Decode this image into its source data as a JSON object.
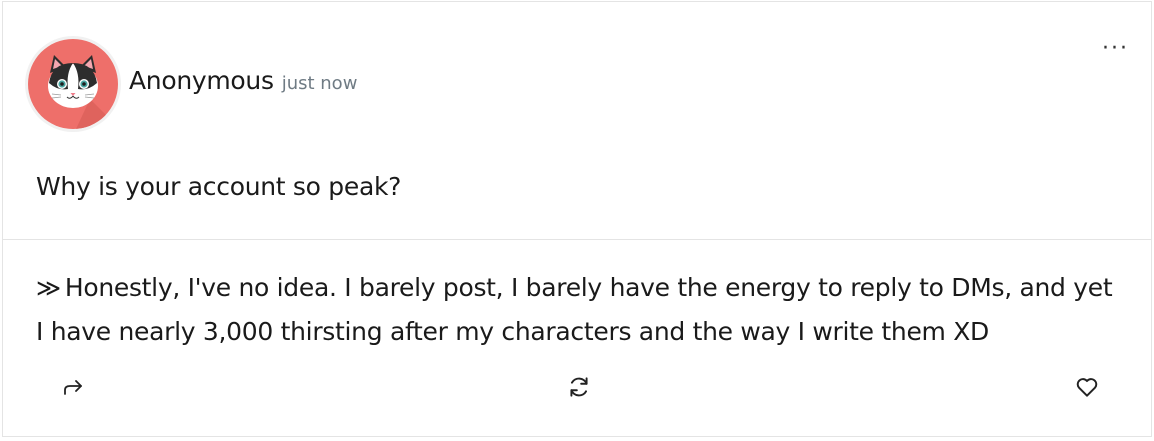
{
  "post": {
    "author": "Anonymous",
    "timestamp": "just now",
    "menu_label": "···",
    "question": "Why is your account so peak?",
    "answer_marker": "≫",
    "answer": "Honestly, I've no idea. I barely post, I barely have the energy to reply to DMs, and yet I have nearly 3,000 thirsting after my characters and the way I write them XD"
  },
  "icons": {
    "avatar": "cat-avatar",
    "share": "share-arrow-icon",
    "repost": "repost-icon",
    "like": "heart-icon",
    "menu": "more-dots-icon"
  },
  "colors": {
    "avatar_bg": "#ee6f6a",
    "timestamp": "#6f7b84",
    "border": "#e4e4e4"
  }
}
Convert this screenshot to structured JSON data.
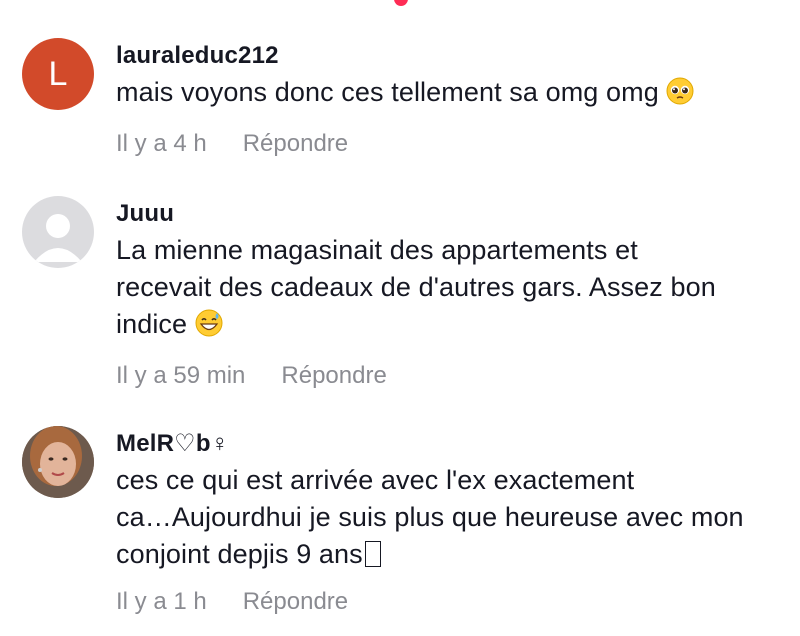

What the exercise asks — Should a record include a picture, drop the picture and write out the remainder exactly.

Answer below —
Decode this image into its source data as a JSON object.
{
  "post": {
    "author": "Anonymous",
    "timestamp": "just now",
    "menu_label": "···",
    "question": "Why is your account so peak?",
    "answer_marker": "≫",
    "answer": "Honestly, I've no idea. I barely post, I barely have the energy to reply to DMs, and yet I have nearly 3,000 thirsting after my characters and the way I write them XD"
  },
  "icons": {
    "avatar": "cat-avatar",
    "share": "share-arrow-icon",
    "repost": "repost-icon",
    "like": "heart-icon",
    "menu": "more-dots-icon"
  },
  "colors": {
    "avatar_bg": "#ee6f6a",
    "timestamp": "#6f7b84",
    "border": "#e4e4e4"
  }
}
Convert this screenshot to structured JSON data.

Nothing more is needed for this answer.